Where does the word "this" occur in the entries below? Copy every line that has it.

'''

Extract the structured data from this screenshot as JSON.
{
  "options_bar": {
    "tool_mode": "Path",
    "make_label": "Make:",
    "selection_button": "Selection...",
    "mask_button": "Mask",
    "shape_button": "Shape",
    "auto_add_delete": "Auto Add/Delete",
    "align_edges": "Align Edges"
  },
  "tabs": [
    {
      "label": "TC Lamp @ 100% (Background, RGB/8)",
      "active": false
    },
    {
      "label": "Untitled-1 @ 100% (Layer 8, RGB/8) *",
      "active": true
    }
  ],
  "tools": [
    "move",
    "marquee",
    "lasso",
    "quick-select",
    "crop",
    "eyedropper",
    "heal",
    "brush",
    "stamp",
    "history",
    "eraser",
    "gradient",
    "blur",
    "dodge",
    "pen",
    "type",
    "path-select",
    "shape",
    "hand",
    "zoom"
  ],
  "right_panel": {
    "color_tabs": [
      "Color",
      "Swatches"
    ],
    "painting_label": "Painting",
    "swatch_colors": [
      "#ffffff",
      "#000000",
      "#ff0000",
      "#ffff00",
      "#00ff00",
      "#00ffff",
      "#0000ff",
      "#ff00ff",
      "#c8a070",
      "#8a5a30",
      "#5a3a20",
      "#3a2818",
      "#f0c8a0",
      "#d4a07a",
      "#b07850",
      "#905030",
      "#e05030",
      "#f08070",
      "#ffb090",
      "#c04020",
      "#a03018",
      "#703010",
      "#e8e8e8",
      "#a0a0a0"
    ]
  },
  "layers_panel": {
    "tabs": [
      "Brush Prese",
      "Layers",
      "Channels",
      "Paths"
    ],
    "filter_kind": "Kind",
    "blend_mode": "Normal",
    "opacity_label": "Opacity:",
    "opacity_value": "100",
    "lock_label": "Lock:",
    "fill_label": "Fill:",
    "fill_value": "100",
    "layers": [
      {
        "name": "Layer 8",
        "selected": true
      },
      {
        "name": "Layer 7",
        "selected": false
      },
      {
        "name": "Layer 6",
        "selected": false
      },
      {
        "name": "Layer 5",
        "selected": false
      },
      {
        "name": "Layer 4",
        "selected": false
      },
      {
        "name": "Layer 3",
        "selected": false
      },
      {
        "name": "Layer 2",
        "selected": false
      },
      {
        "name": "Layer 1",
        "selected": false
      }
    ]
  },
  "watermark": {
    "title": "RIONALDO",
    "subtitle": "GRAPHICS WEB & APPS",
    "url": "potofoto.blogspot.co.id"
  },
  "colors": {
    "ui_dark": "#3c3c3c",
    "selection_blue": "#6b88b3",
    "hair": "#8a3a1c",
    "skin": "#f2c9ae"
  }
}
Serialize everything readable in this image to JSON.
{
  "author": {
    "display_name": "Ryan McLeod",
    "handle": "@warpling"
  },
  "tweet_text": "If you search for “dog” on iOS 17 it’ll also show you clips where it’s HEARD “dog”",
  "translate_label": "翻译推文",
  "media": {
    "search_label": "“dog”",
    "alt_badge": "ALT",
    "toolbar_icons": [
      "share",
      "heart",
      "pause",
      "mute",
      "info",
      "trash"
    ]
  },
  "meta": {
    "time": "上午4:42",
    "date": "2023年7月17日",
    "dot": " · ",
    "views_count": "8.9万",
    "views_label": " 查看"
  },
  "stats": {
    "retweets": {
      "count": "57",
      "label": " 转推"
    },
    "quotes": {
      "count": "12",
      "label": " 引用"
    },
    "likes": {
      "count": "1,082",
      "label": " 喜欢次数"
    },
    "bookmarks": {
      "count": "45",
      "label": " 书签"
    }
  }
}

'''

■ ANSWER SPACE:
Extract the structured data from this screenshot as JSON.
Serialize everything readable in this image to JSON.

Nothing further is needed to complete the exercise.